[Opening Provided material section]

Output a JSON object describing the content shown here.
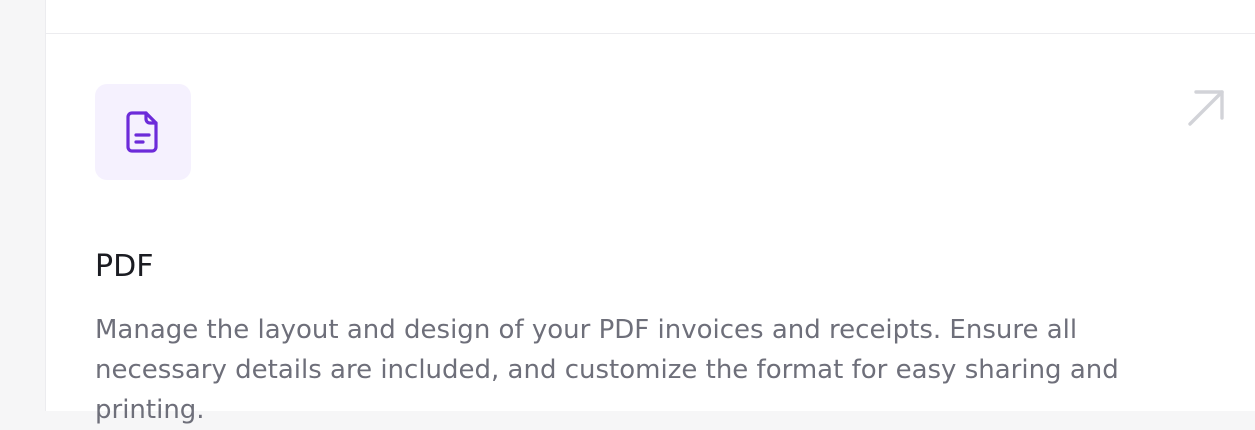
{
  "card": {
    "icon": "file-document-icon",
    "title": "PDF",
    "description": "Manage the layout and design of your PDF invoices and receipts. Ensure all necessary details are included, and customize the format for easy sharing and printing.",
    "link_icon": "arrow-up-right-icon"
  },
  "colors": {
    "accent": "#6c2bd9",
    "icon_tile_bg": "#f5f1fe",
    "title": "#1b1c22",
    "description": "#6e6f7a",
    "arrow": "#d2d3d8"
  }
}
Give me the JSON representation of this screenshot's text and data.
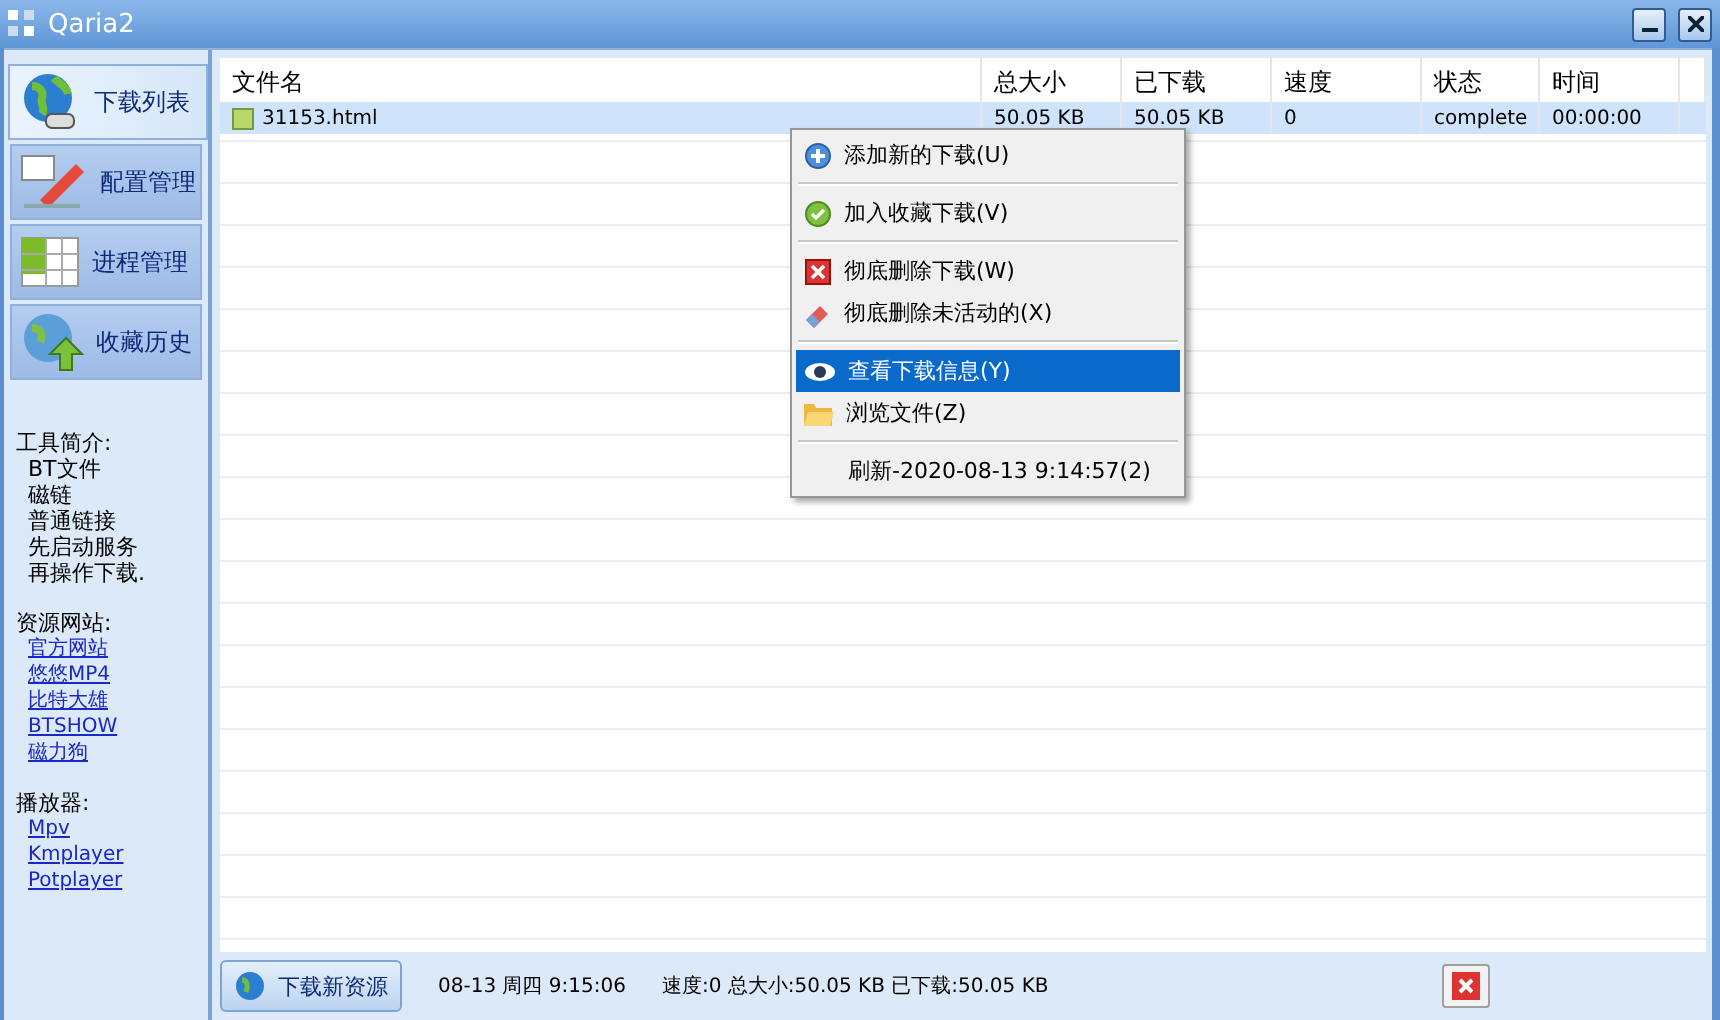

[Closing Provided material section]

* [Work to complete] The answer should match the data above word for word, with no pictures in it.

* [Answer below]
Output a JSON object describing the content shown here.
{
  "card": {
    "icon": "file-document-icon",
    "title": "PDF",
    "description": "Manage the layout and design of your PDF invoices and receipts. Ensure all necessary details are included, and customize the format for easy sharing and printing.",
    "link_icon": "arrow-up-right-icon"
  },
  "colors": {
    "accent": "#6c2bd9",
    "icon_tile_bg": "#f5f1fe",
    "title": "#1b1c22",
    "description": "#6e6f7a",
    "arrow": "#d2d3d8"
  }
}
Give me the JSON representation of this screenshot's text and data.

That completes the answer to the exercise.